Directions for this task: Going through the entries below, work out how many lines have the string "your" in them. Give the number and nothing more.

Entries supplied:
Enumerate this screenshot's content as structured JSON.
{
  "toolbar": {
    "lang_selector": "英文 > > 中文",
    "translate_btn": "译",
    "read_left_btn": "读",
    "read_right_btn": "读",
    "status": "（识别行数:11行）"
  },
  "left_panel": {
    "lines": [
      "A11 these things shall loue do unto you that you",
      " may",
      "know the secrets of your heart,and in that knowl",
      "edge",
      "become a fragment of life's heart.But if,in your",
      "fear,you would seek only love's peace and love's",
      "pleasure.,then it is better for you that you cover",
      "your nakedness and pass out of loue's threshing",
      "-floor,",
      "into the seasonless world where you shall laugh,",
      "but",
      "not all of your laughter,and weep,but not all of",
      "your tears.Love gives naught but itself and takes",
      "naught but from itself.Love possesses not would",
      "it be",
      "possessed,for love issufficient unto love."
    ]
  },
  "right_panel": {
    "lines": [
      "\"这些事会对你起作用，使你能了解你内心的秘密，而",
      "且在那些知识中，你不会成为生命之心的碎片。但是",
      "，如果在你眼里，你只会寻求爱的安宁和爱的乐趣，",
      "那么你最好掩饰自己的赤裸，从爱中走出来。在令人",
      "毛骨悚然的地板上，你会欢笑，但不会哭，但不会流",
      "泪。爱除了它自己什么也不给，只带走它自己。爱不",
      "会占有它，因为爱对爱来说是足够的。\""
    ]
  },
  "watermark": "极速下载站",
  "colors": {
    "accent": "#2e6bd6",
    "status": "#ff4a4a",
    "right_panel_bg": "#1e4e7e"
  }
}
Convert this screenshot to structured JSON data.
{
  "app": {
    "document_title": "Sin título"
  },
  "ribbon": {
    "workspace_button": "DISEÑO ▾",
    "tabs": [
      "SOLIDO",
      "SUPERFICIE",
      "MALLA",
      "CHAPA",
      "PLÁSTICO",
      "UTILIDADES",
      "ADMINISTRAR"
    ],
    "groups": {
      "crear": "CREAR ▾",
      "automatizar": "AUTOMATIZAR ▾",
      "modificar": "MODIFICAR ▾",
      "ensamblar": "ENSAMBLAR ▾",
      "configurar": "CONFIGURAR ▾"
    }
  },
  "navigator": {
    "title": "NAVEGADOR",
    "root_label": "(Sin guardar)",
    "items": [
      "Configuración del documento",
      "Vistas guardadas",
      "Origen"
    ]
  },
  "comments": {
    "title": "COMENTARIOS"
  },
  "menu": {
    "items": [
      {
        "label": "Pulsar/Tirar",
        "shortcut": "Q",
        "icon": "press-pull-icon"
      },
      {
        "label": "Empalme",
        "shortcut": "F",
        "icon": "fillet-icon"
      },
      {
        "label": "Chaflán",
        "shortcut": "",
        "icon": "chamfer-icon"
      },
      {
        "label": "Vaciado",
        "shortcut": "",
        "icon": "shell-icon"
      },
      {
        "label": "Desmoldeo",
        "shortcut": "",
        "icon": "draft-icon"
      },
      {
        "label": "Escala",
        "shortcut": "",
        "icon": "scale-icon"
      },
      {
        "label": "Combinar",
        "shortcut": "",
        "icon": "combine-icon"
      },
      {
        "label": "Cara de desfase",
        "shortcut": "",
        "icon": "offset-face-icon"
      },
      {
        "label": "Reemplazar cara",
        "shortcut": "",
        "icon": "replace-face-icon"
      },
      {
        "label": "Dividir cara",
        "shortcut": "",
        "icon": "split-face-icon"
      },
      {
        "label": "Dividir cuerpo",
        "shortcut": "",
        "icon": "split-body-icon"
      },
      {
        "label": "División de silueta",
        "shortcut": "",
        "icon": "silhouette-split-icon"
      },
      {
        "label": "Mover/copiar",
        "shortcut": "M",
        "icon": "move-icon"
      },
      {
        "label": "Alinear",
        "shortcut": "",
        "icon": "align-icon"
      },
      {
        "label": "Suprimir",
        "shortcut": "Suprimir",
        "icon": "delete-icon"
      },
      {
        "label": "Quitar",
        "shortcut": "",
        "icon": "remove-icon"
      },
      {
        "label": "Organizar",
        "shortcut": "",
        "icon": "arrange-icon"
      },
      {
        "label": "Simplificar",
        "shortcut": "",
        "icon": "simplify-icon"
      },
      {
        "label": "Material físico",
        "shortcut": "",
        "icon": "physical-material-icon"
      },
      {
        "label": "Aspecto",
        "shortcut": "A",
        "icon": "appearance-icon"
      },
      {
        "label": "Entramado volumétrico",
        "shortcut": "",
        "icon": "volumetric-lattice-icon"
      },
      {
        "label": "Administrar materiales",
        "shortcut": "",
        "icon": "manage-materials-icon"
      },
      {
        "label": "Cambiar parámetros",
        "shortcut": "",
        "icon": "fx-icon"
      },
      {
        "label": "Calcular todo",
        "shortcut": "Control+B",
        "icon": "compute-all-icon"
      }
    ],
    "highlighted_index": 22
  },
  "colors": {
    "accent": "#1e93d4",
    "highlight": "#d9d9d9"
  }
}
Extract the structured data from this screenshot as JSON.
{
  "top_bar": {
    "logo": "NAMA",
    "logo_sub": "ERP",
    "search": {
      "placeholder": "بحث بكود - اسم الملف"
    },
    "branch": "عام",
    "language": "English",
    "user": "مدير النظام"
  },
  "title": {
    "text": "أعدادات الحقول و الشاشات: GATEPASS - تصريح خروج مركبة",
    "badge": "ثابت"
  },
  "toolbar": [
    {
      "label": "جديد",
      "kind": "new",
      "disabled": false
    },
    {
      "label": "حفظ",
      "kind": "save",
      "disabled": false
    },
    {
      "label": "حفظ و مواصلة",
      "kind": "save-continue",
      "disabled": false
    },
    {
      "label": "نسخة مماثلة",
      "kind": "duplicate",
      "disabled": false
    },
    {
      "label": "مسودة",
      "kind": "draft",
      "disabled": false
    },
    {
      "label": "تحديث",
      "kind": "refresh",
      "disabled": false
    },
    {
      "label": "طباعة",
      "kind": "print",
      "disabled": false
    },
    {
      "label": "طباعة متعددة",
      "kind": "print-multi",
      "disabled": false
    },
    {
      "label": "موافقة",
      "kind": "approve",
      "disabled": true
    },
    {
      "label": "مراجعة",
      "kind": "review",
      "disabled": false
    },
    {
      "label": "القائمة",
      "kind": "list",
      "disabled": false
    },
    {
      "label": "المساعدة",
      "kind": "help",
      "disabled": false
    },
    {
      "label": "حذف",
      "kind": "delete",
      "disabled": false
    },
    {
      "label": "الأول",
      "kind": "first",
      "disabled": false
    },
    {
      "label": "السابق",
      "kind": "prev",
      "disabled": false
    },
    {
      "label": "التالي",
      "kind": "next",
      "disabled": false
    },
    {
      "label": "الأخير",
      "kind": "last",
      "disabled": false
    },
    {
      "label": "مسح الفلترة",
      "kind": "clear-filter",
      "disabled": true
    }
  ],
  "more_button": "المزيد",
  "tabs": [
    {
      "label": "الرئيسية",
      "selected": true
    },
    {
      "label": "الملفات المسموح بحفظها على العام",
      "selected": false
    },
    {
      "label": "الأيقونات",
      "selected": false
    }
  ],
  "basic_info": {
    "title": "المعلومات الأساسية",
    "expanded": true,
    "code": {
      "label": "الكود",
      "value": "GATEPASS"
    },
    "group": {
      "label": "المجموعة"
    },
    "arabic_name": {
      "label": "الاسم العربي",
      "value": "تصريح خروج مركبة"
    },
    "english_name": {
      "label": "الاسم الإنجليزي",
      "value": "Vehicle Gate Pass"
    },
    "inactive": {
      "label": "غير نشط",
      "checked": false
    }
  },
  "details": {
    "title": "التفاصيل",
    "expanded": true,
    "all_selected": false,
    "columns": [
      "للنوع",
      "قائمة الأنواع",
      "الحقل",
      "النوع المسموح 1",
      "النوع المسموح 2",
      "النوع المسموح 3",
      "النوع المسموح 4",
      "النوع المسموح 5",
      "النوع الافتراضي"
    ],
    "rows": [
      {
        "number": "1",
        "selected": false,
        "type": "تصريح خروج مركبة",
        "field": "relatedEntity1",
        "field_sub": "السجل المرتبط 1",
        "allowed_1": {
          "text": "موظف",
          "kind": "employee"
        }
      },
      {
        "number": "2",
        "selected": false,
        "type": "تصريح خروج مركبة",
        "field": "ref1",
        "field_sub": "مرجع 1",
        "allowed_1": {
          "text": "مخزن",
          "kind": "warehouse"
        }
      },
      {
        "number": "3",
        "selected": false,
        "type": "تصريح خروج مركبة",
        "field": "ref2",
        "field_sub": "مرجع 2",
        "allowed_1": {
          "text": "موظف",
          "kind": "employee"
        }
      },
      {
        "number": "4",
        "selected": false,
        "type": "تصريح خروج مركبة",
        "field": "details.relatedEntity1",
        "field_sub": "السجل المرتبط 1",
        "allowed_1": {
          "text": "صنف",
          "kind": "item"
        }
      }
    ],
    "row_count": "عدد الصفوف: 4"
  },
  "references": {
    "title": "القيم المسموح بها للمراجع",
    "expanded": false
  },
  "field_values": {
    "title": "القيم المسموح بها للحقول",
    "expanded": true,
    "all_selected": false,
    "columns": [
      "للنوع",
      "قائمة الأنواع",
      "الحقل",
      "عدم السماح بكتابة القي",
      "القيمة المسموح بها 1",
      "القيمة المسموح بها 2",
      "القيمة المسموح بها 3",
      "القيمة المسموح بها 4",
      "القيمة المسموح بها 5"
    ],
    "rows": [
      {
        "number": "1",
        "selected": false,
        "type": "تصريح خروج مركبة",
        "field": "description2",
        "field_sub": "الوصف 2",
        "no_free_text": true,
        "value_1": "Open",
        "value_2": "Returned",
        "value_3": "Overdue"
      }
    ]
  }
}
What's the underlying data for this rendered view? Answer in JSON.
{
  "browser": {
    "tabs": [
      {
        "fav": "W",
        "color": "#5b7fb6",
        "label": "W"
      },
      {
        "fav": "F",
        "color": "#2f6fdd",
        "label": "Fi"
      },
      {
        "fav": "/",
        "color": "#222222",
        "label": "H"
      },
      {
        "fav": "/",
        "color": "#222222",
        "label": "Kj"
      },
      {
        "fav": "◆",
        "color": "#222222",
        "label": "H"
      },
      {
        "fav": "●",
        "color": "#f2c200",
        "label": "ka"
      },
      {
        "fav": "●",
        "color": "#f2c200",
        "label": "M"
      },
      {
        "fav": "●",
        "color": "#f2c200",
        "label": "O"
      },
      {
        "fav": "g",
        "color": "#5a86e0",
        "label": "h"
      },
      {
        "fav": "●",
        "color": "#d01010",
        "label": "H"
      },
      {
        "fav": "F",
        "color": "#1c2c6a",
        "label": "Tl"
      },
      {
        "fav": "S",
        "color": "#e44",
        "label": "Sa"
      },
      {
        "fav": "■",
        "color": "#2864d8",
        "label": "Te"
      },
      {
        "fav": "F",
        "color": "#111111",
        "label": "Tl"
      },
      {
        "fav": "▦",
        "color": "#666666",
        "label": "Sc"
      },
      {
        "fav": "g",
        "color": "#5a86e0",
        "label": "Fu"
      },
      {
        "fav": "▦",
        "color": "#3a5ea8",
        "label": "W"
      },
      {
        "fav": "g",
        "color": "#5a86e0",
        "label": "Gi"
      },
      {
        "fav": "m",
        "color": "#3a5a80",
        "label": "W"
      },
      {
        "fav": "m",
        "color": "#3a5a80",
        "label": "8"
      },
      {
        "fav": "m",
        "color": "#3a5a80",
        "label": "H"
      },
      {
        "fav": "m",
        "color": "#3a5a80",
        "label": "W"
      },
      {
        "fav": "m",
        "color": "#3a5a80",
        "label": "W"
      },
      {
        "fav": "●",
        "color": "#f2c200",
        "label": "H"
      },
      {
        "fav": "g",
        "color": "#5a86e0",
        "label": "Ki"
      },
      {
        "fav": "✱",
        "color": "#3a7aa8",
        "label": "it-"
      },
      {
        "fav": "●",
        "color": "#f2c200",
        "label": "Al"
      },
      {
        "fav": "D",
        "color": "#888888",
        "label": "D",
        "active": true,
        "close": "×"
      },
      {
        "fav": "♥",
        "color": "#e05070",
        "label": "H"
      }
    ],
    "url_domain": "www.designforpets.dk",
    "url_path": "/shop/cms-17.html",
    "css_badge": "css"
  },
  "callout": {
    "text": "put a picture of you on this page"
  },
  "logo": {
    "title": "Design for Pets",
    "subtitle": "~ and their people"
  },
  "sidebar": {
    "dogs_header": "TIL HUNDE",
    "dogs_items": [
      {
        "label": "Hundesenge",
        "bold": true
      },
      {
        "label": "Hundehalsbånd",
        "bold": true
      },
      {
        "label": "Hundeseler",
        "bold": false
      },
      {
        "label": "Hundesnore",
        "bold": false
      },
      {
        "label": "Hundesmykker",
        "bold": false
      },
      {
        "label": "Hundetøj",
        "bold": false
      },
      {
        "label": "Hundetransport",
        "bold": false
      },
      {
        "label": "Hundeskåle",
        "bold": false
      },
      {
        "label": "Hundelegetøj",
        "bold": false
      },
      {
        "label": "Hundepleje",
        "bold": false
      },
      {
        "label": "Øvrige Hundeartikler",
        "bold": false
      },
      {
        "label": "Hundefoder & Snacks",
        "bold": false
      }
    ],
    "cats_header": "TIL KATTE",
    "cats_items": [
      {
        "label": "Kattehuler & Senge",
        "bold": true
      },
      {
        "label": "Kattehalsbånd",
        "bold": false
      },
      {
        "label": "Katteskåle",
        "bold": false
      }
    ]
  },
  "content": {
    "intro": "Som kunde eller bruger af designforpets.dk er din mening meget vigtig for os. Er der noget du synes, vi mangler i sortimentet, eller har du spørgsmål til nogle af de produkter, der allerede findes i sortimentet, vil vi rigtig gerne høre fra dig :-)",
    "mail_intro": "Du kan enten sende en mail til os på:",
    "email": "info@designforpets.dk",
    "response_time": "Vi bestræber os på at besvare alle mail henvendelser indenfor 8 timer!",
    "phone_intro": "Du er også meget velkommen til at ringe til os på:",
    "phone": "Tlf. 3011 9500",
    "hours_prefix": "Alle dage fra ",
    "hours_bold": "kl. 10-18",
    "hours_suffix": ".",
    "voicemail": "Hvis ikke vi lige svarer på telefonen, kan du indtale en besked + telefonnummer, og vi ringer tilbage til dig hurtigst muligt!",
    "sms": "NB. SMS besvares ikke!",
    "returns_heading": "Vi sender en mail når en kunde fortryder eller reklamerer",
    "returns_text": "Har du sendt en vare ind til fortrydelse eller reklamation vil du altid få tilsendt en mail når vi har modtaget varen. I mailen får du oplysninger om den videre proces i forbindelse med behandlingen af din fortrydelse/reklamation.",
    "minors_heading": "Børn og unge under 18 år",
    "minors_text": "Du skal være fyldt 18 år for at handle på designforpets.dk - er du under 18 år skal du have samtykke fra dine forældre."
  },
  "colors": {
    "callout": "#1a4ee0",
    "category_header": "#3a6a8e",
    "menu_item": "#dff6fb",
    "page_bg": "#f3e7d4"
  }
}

Response: 5